▸ **Dataset records**:
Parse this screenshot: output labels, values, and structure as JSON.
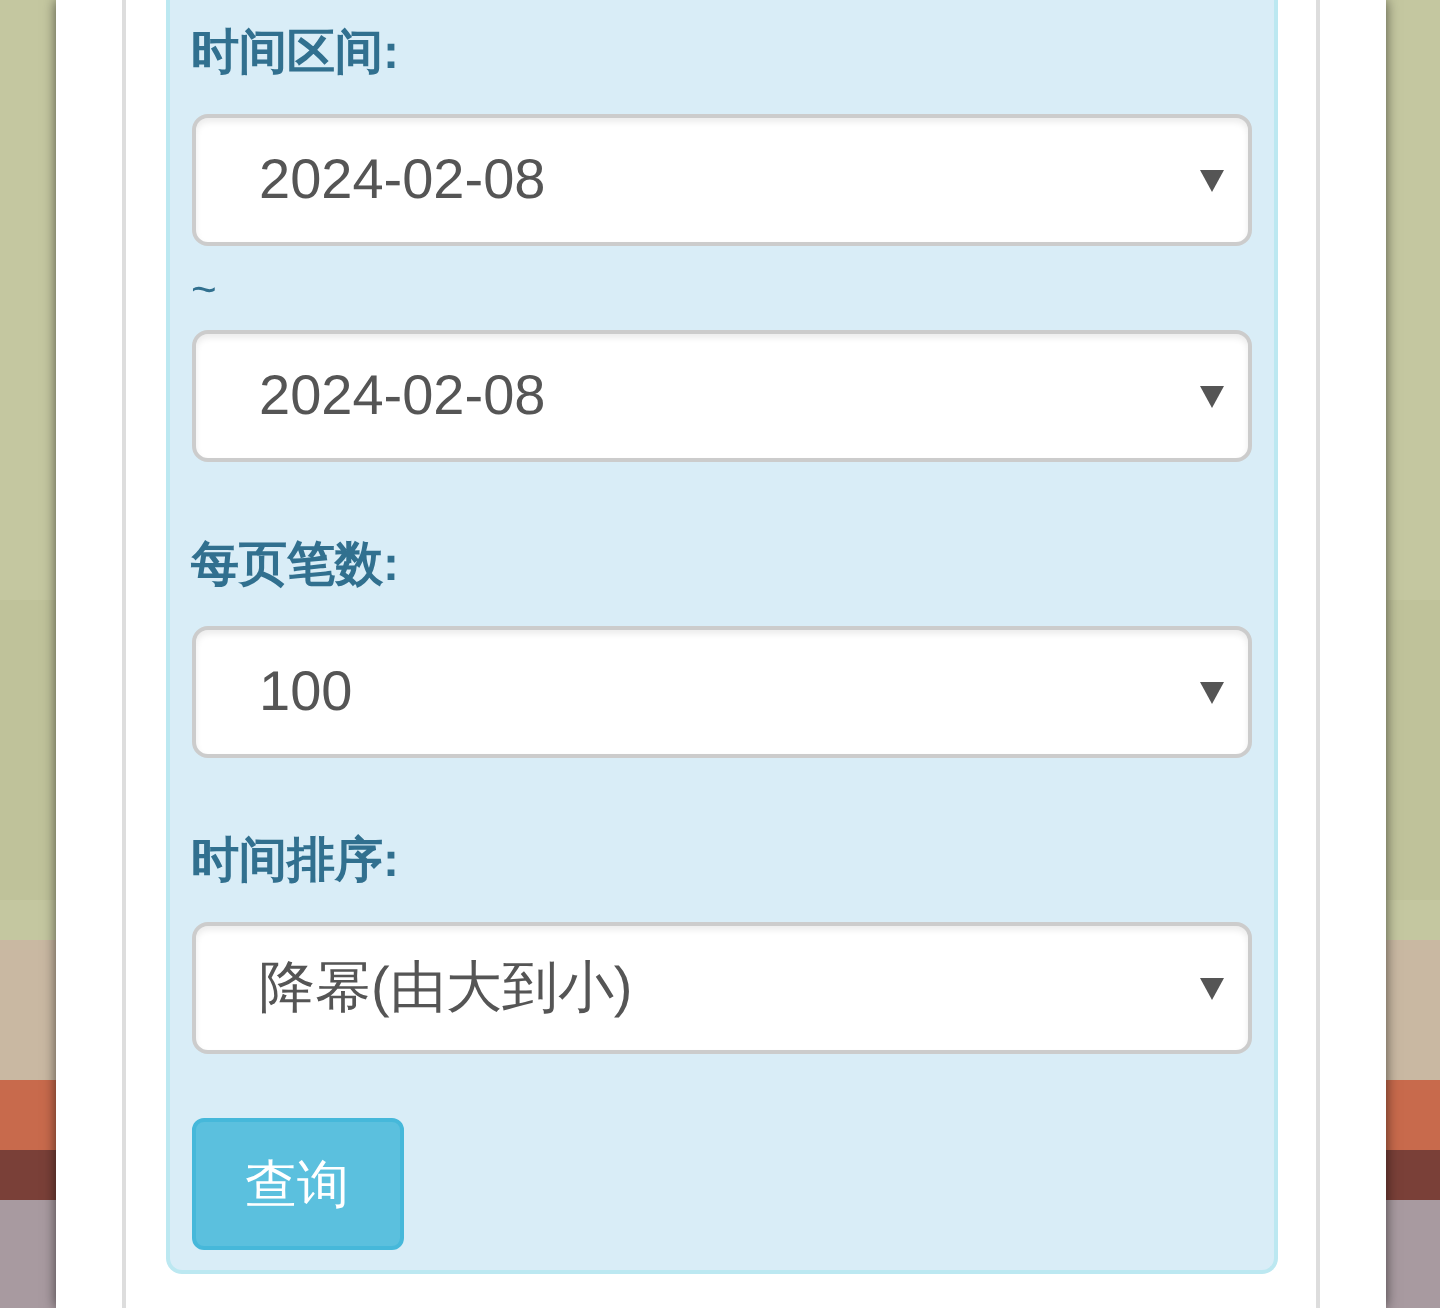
{
  "filters": [
    {
      "kind": "range",
      "label": "时间区间:",
      "from": "2024-02-08",
      "separator": "~",
      "to": "2024-02-08"
    },
    {
      "kind": "select",
      "label": "每页笔数:",
      "value": "100"
    },
    {
      "kind": "select",
      "label": "时间排序:",
      "value": "降幂(由大到小)"
    }
  ],
  "button": "查询"
}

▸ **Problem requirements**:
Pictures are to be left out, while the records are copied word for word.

▸ **Response below**:
Parse this screenshot: output labels, values, and structure as JSON.
{
  "filters": [
    {
      "kind": "range",
      "label": "时间区间:",
      "from": "2024-02-08",
      "separator": "~",
      "to": "2024-02-08"
    },
    {
      "kind": "select",
      "label": "每页笔数:",
      "value": "100"
    },
    {
      "kind": "select",
      "label": "时间排序:",
      "value": "降幂(由大到小)"
    }
  ],
  "button": "查询"
}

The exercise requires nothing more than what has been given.